### Task
Every record, from the first to the last, is to be printed again exactly.

(Data under study)

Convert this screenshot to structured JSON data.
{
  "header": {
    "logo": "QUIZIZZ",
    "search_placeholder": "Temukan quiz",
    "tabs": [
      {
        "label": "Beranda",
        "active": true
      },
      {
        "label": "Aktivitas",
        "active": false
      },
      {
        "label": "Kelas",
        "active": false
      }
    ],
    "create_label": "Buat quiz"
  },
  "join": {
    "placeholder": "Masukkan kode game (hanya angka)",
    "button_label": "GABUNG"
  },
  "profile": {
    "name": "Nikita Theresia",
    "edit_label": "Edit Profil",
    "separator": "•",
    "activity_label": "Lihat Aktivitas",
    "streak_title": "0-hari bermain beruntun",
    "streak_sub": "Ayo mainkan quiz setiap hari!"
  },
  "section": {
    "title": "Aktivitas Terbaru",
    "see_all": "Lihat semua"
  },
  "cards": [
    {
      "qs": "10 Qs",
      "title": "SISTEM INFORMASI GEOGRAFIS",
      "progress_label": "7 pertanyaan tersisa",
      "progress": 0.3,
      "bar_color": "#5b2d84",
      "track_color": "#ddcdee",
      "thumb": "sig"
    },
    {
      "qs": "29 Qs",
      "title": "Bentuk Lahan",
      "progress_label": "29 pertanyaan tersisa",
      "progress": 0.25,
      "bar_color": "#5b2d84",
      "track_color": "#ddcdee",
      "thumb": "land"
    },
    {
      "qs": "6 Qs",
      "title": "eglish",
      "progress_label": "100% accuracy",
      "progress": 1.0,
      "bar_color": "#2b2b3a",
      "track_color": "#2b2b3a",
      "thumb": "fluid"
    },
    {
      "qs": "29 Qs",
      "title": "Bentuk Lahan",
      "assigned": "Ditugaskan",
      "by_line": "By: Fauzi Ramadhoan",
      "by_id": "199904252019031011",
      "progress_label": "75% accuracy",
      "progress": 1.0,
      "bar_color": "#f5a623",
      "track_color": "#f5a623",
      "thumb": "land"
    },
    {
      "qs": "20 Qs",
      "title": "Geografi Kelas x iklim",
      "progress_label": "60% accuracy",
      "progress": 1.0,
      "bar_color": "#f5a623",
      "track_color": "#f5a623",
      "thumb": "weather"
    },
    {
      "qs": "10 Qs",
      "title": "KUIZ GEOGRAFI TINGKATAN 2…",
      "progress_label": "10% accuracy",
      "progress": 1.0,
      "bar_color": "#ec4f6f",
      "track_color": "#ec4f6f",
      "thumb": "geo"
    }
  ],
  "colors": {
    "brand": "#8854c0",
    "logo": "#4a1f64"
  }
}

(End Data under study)

### Solution for this exercise
Convert this screenshot to structured JSON data.
{
  "header": {
    "logo": "QUIZIZZ",
    "search_placeholder": "Temukan quiz",
    "tabs": [
      {
        "label": "Beranda",
        "active": true
      },
      {
        "label": "Aktivitas",
        "active": false
      },
      {
        "label": "Kelas",
        "active": false
      }
    ],
    "create_label": "Buat quiz"
  },
  "join": {
    "placeholder": "Masukkan kode game (hanya angka)",
    "button_label": "GABUNG"
  },
  "profile": {
    "name": "Nikita Theresia",
    "edit_label": "Edit Profil",
    "separator": "•",
    "activity_label": "Lihat Aktivitas",
    "streak_title": "0-hari bermain beruntun",
    "streak_sub": "Ayo mainkan quiz setiap hari!"
  },
  "section": {
    "title": "Aktivitas Terbaru",
    "see_all": "Lihat semua"
  },
  "cards": [
    {
      "qs": "10 Qs",
      "title": "SISTEM INFORMASI GEOGRAFIS",
      "progress_label": "7 pertanyaan tersisa",
      "progress": 0.3,
      "bar_color": "#5b2d84",
      "track_color": "#ddcdee",
      "thumb": "sig"
    },
    {
      "qs": "29 Qs",
      "title": "Bentuk Lahan",
      "progress_label": "29 pertanyaan tersisa",
      "progress": 0.25,
      "bar_color": "#5b2d84",
      "track_color": "#ddcdee",
      "thumb": "land"
    },
    {
      "qs": "6 Qs",
      "title": "eglish",
      "progress_label": "100% accuracy",
      "progress": 1.0,
      "bar_color": "#2b2b3a",
      "track_color": "#2b2b3a",
      "thumb": "fluid"
    },
    {
      "qs": "29 Qs",
      "title": "Bentuk Lahan",
      "assigned": "Ditugaskan",
      "by_line": "By: Fauzi Ramadhoan",
      "by_id": "199904252019031011",
      "progress_label": "75% accuracy",
      "progress": 1.0,
      "bar_color": "#f5a623",
      "track_color": "#f5a623",
      "thumb": "land"
    },
    {
      "qs": "20 Qs",
      "title": "Geografi Kelas x iklim",
      "progress_label": "60% accuracy",
      "progress": 1.0,
      "bar_color": "#f5a623",
      "track_color": "#f5a623",
      "thumb": "weather"
    },
    {
      "qs": "10 Qs",
      "title": "KUIZ GEOGRAFI TINGKATAN 2…",
      "progress_label": "10% accuracy",
      "progress": 1.0,
      "bar_color": "#ec4f6f",
      "track_color": "#ec4f6f",
      "thumb": "geo"
    }
  ],
  "colors": {
    "brand": "#8854c0",
    "logo": "#4a1f64"
  }
}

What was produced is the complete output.